--- Recorded information ---

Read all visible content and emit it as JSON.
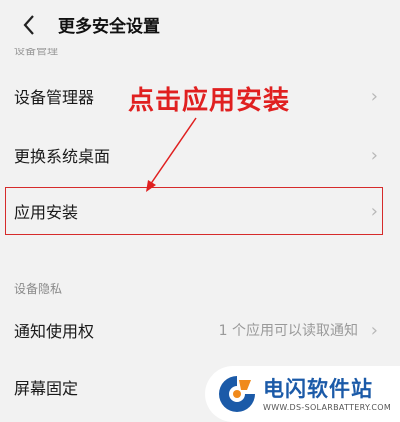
{
  "header": {
    "back_icon": "chevron-left-icon",
    "title": "更多安全设置"
  },
  "cut_section_label": "设备管理",
  "rows": [
    {
      "label": "设备管理器",
      "value": ""
    },
    {
      "label": "更换系统桌面",
      "value": ""
    },
    {
      "label": "应用安装",
      "value": ""
    },
    {
      "label": "通知使用权",
      "value": "1 个应用可以读取通知"
    },
    {
      "label": "屏幕固定",
      "value": ""
    }
  ],
  "section_privacy": "设备隐私",
  "annotation": {
    "text": "点击应用安装",
    "color": "#e02020"
  },
  "watermark": {
    "name": "电闪软件站",
    "url": "WWW.DS-SOLARBATTERY.COM"
  },
  "colors": {
    "background": "#f2f2f2",
    "highlight": "#d62b2b",
    "brand": "#1b5aa8"
  }
}
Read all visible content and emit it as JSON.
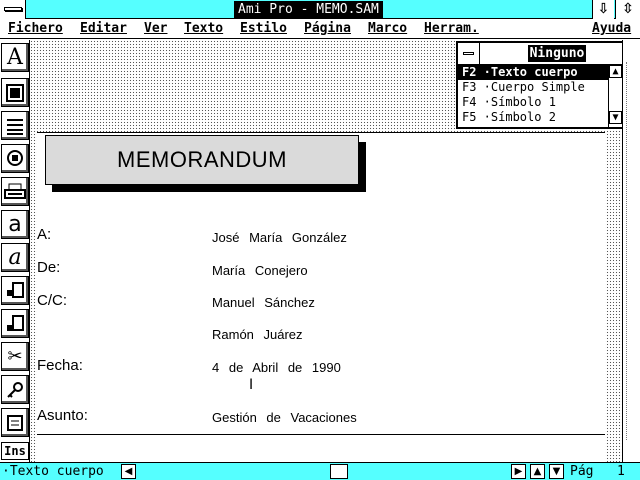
{
  "window": {
    "title": "Ami Pro - MEMO.SAM"
  },
  "menu": [
    "Fichero",
    "Editar",
    "Ver",
    "Texto",
    "Estilo",
    "Página",
    "Marco",
    "Herram.",
    "Ayuda"
  ],
  "toolbox": {
    "ins_label": "Ins"
  },
  "document": {
    "memo_title": "MEMORANDUM",
    "fields": [
      {
        "label": "A:",
        "value": "José María González"
      },
      {
        "label": "De:",
        "value": "María Conejero"
      },
      {
        "label": "C/C:",
        "value": "Manuel Sánchez"
      },
      {
        "label": "",
        "value": "Ramón Juárez"
      },
      {
        "label": "Fecha:",
        "value": "4 de Abril de 1990"
      },
      {
        "label": "Asunto:",
        "value": "Gestión de Vacaciones"
      }
    ]
  },
  "palette": {
    "title": "Ninguno",
    "items": [
      "F2 ·Texto cuerpo",
      "F3 ·Cuerpo Simple",
      "F4 ·Símbolo 1",
      "F5 ·Símbolo 2"
    ]
  },
  "status": {
    "style": "·Texto cuerpo",
    "page_label": "Pág",
    "page_number": "1"
  }
}
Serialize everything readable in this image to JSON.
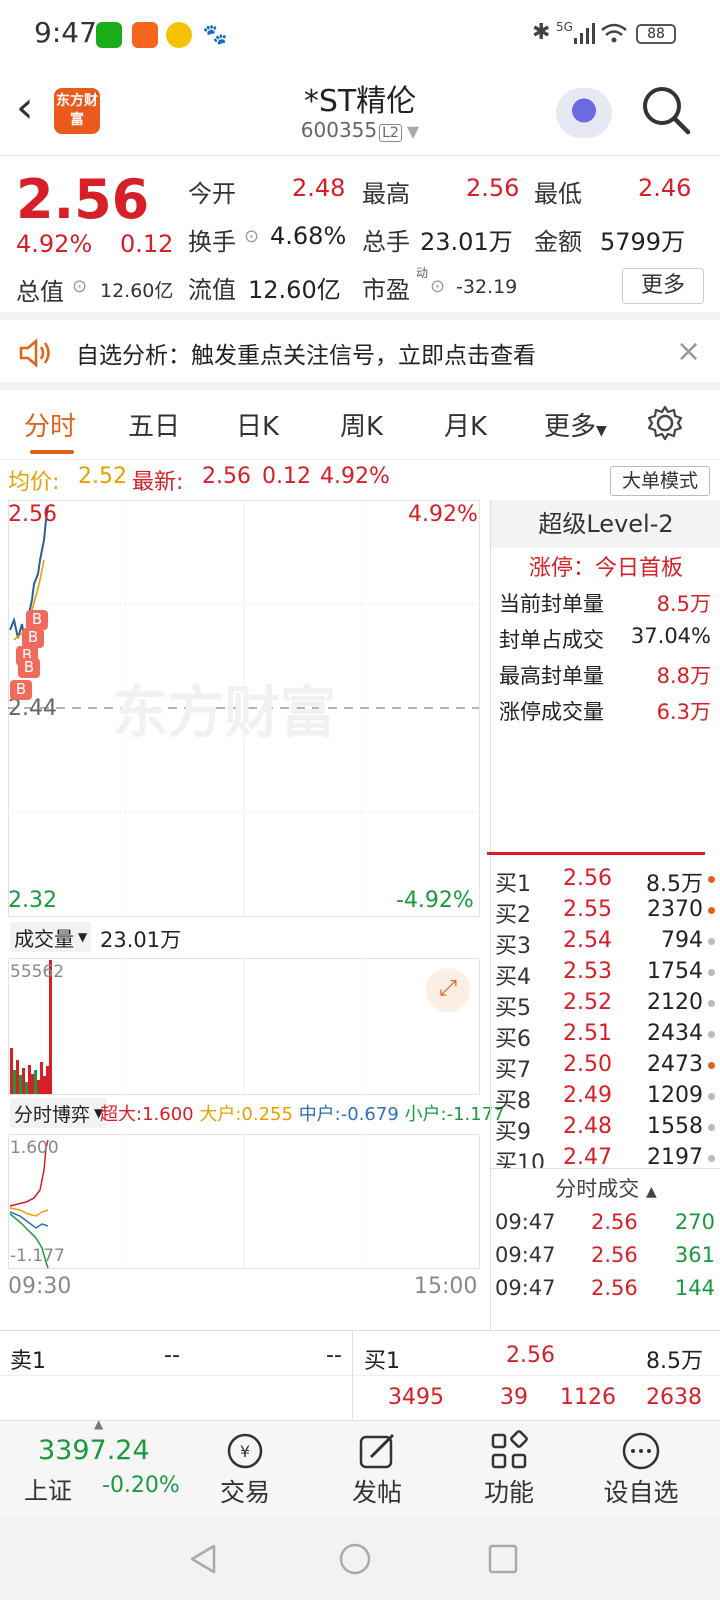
{
  "status_bar": {
    "time": "9:47",
    "battery": "88",
    "signal": "5G"
  },
  "header": {
    "back": "‹",
    "logo_text": "东方财富",
    "stock_name": "*ST精伦",
    "stock_code": "600355",
    "level_badge": "L2"
  },
  "quote": {
    "price": "2.56",
    "change_pct": "4.92%",
    "change_amt": "0.12",
    "open_label": "今开",
    "open": "2.48",
    "high_label": "最高",
    "high": "2.56",
    "low_label": "最低",
    "low": "2.46",
    "turnover_label": "换手",
    "turnover": "4.68%",
    "volume_label": "总手",
    "volume": "23.01万",
    "amount_label": "金额",
    "amount": "5799万",
    "mktcap_label": "总值",
    "mktcap": "12.60亿",
    "float_label": "流值",
    "float_cap": "12.60亿",
    "pe_label": "市盈",
    "pe_sup": "动",
    "pe": "-32.19",
    "more_label": "更多"
  },
  "notice": {
    "text": "自选分析：触发重点关注信号，立即点击查看",
    "close": "×"
  },
  "tabs": [
    "分时",
    "五日",
    "日K",
    "周K",
    "月K",
    "更多",
    "设置"
  ],
  "info_row": {
    "avg_label": "均价:",
    "avg": "2.52",
    "latest_label": "最新:",
    "latest": "2.56",
    "chg": "0.12",
    "pct": "4.92%",
    "big_order_btn": "大单模式"
  },
  "chart": {
    "top_price": "2.56",
    "top_pct": "4.92%",
    "mid_price": "2.44",
    "bottom_price": "2.32",
    "bottom_pct": "-4.92%",
    "watermark": "东方财富",
    "volume_selector": "成交量",
    "volume_total": "23.01万",
    "volume_max": "55562",
    "game_selector": "分时博弈",
    "super_label": "超大:",
    "super": "1.600",
    "big_label": "大户:",
    "big": "0.255",
    "mid_label": "中户:",
    "mid": "-0.679",
    "small_label": "小户:",
    "small": "-1.177",
    "game_top": "1.600",
    "game_bottom": "-1.177",
    "time_start": "09:30",
    "time_end": "15:00",
    "b_marker": "B"
  },
  "level2": {
    "title": "超级Level-2",
    "limit_label": "涨停：今日首板",
    "rows": [
      {
        "label": "当前封单量",
        "value": "8.5万"
      },
      {
        "label": "封单占成交",
        "value": "37.04%"
      },
      {
        "label": "最高封单量",
        "value": "8.8万"
      },
      {
        "label": "涨停成交量",
        "value": "6.3万"
      }
    ],
    "bids": [
      {
        "label": "买1",
        "price": "2.56",
        "vol": "8.5万",
        "dot": "#e0631b"
      },
      {
        "label": "买2",
        "price": "2.55",
        "vol": "2370",
        "dot": "#e0631b"
      },
      {
        "label": "买3",
        "price": "2.54",
        "vol": "794",
        "dot": "#bbb"
      },
      {
        "label": "买4",
        "price": "2.53",
        "vol": "1754",
        "dot": "#bbb"
      },
      {
        "label": "买5",
        "price": "2.52",
        "vol": "2120",
        "dot": "#bbb"
      },
      {
        "label": "买6",
        "price": "2.51",
        "vol": "2434",
        "dot": "#bbb"
      },
      {
        "label": "买7",
        "price": "2.50",
        "vol": "2473",
        "dot": "#e0631b"
      },
      {
        "label": "买8",
        "price": "2.49",
        "vol": "1209",
        "dot": "#bbb"
      },
      {
        "label": "买9",
        "price": "2.48",
        "vol": "1558",
        "dot": "#bbb"
      },
      {
        "label": "买10",
        "price": "2.47",
        "vol": "2197",
        "dot": "#bbb"
      }
    ],
    "trades_title": "分时成交",
    "trades": [
      {
        "time": "09:47",
        "price": "2.56",
        "vol": "270"
      },
      {
        "time": "09:47",
        "price": "2.56",
        "vol": "361"
      },
      {
        "time": "09:47",
        "price": "2.56",
        "vol": "144"
      }
    ]
  },
  "book": {
    "sell1_label": "卖1",
    "sell1_price": "--",
    "sell1_vol": "--",
    "buy1_label": "买1",
    "buy1_price": "2.56",
    "buy1_vol": "8.5万",
    "queue": [
      "3495",
      "39",
      "1126",
      "2638"
    ]
  },
  "bottom_nav": {
    "index_value": "3397.24",
    "index_name": "上证",
    "index_change": "-0.20%",
    "items": [
      "交易",
      "发帖",
      "功能",
      "设自选"
    ]
  },
  "colors": {
    "up": "#d61f26",
    "down": "#1a9a3c",
    "accent": "#e0631b",
    "avg_line": "#e8a000"
  }
}
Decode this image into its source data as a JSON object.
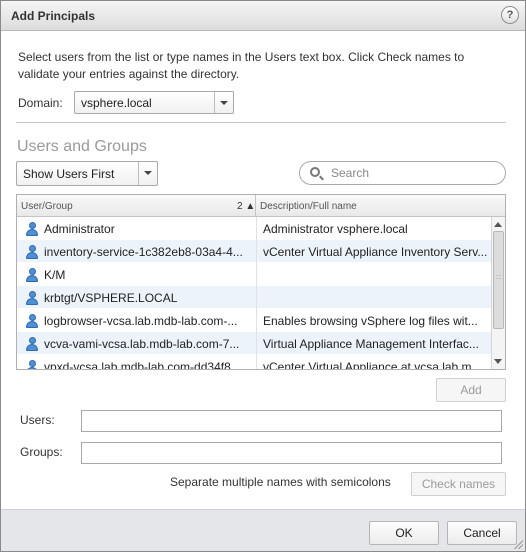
{
  "dialog": {
    "title": "Add Principals",
    "help_label": "?"
  },
  "instructions": "Select users from the list or type names in the Users text box. Click Check names to validate your entries against the directory.",
  "domain": {
    "label": "Domain:",
    "value": "vsphere.local"
  },
  "section_title": "Users and Groups",
  "filter": {
    "value": "Show Users First"
  },
  "search": {
    "placeholder": "Search"
  },
  "grid": {
    "columns": {
      "user_group": "User/Group",
      "sort_indicator": "2 ▲",
      "description": "Description/Full name"
    },
    "rows": [
      {
        "name": "Administrator",
        "description": "Administrator vsphere.local"
      },
      {
        "name": "inventory-service-1c382eb8-03a4-4...",
        "description": "vCenter Virtual Appliance Inventory Serv..."
      },
      {
        "name": "K/M",
        "description": ""
      },
      {
        "name": "krbtgt/VSPHERE.LOCAL",
        "description": ""
      },
      {
        "name": "logbrowser-vcsa.lab.mdb-lab.com-...",
        "description": "Enables browsing vSphere log files wit..."
      },
      {
        "name": "vcva-vami-vcsa.lab.mdb-lab.com-7...",
        "description": "Virtual Appliance Management Interfac..."
      },
      {
        "name": "vpxd-vcsa.lab.mdb-lab.com-dd34f8...",
        "description": "vCenter Virtual Appliance at vcsa.lab.m..."
      }
    ],
    "scroll_grip": "::"
  },
  "add_button": "Add",
  "users": {
    "label": "Users:",
    "value": ""
  },
  "groups": {
    "label": "Groups:",
    "value": ""
  },
  "hint": "Separate multiple names with semicolons",
  "check_names_button": "Check names",
  "ok_button": "OK",
  "cancel_button": "Cancel"
}
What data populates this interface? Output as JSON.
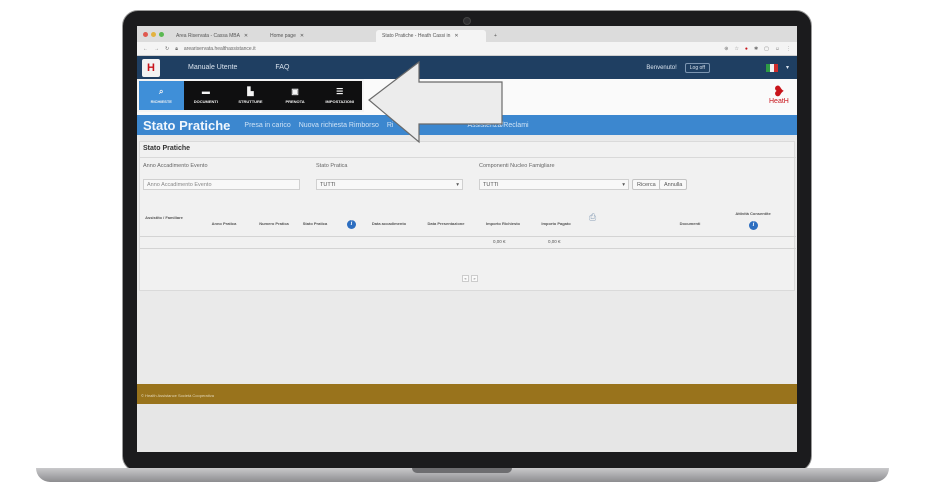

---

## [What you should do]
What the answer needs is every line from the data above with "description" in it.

## [Exercise response]
      "description": "Description/Full name"
        "description": "Administrator vsphere.local"
        "description": "vCenter Virtual Appliance Inventory Serv..."
        "description": ""
        "description": ""
        "description": "Enables browsing vSphere log files wit..."
        "description": "Virtual Appliance Management Interfac..."
        "description": "vCenter Virtual Appliance at vcsa.lab.m..."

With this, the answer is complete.